* ABOUT THIS TASK *
Check each line of the entries for "title" and report the ones that have it.

* INFORMATION GIVEN *
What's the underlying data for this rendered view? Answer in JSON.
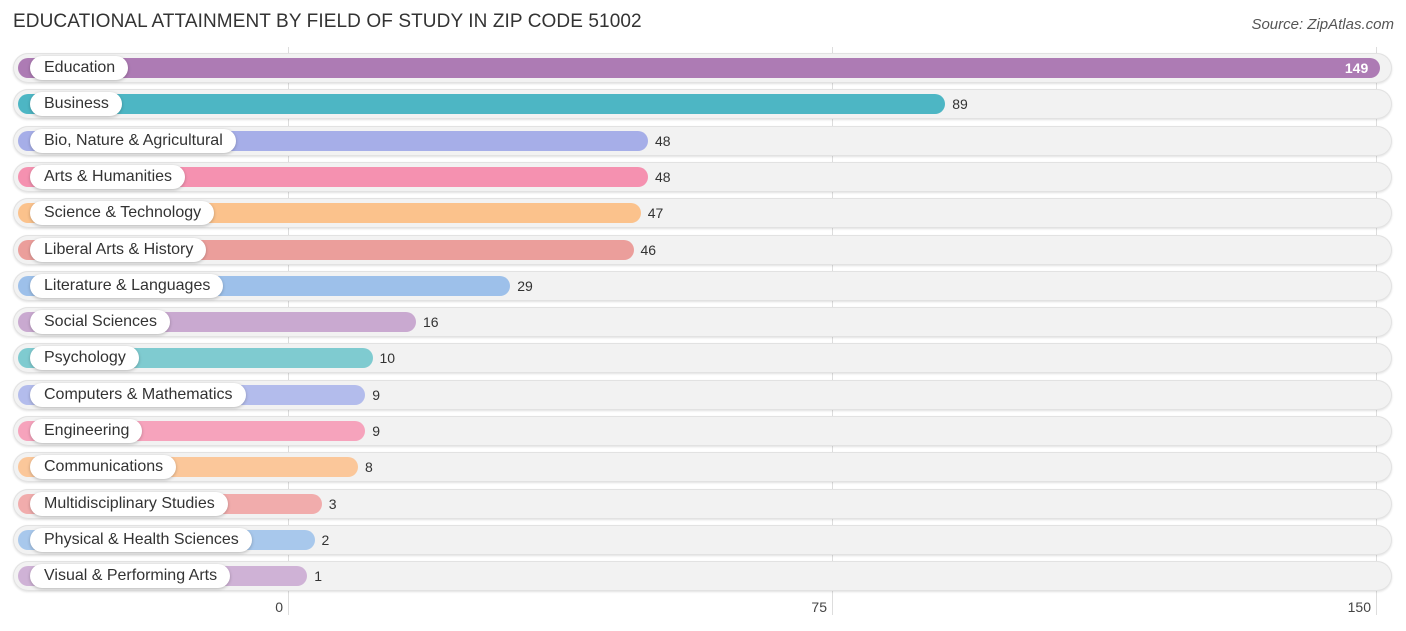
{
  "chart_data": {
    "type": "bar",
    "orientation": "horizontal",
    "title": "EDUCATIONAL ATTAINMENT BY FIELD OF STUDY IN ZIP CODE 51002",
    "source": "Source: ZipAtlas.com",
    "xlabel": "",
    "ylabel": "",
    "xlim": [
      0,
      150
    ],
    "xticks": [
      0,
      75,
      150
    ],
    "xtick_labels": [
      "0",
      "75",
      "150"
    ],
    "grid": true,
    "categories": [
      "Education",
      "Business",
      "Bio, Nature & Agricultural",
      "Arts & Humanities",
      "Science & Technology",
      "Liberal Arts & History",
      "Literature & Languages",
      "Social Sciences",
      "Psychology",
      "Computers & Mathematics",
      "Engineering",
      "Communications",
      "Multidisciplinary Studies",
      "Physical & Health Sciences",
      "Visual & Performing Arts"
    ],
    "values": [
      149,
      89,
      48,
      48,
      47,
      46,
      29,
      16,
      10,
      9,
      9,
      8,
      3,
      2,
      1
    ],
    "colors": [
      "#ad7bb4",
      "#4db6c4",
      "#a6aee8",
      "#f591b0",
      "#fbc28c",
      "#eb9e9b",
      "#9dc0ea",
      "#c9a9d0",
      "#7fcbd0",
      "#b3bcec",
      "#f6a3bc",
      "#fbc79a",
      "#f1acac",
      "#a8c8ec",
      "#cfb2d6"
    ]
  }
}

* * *

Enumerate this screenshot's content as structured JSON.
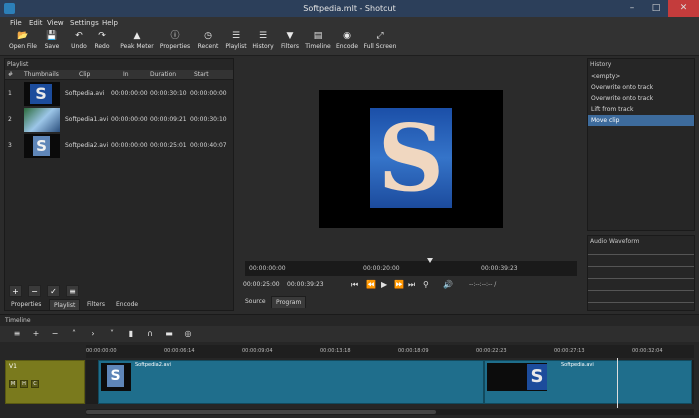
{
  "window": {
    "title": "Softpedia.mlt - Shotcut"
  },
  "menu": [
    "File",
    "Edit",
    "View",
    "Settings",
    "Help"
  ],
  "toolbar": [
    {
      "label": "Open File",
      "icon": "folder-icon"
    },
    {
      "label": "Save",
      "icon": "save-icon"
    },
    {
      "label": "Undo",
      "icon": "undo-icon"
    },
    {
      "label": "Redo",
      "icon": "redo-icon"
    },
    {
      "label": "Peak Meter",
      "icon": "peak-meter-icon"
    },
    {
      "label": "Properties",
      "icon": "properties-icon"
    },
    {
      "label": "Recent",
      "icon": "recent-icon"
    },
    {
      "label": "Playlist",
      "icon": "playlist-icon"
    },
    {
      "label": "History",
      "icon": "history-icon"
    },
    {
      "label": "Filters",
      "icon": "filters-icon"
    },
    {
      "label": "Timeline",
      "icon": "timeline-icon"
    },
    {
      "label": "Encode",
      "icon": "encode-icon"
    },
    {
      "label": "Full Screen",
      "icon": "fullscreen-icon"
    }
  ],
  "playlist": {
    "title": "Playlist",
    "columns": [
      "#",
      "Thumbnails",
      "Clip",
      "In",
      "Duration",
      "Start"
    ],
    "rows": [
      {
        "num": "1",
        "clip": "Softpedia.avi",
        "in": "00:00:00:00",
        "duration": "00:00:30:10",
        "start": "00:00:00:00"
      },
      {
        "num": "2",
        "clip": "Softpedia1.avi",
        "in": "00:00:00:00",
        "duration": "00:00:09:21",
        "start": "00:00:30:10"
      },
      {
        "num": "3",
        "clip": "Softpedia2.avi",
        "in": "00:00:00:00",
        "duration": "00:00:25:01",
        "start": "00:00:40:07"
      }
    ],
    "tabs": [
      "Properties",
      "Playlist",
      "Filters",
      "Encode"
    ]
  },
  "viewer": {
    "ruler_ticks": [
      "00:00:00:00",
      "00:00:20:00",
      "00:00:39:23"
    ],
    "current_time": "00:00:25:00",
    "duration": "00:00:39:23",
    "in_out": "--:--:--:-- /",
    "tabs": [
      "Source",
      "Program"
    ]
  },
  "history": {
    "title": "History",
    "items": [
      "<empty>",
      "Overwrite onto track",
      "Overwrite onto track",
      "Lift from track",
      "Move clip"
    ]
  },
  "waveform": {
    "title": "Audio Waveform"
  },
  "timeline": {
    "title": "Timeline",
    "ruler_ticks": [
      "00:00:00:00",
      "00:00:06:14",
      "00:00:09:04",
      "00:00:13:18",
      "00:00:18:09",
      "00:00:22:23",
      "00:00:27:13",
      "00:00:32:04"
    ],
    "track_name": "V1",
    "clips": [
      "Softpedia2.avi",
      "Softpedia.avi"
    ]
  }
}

* RESPONSE TO THIS EXERCISE *
    "title": "EDUCATIONAL ATTAINMENT BY FIELD OF STUDY IN ZIP CODE 51002",
    "title": "Softpedia.mlt - Shotcut"
    "title": "Playlist",
    "title": "History",
    "title": "Audio Waveform"
    "title": "Timeline",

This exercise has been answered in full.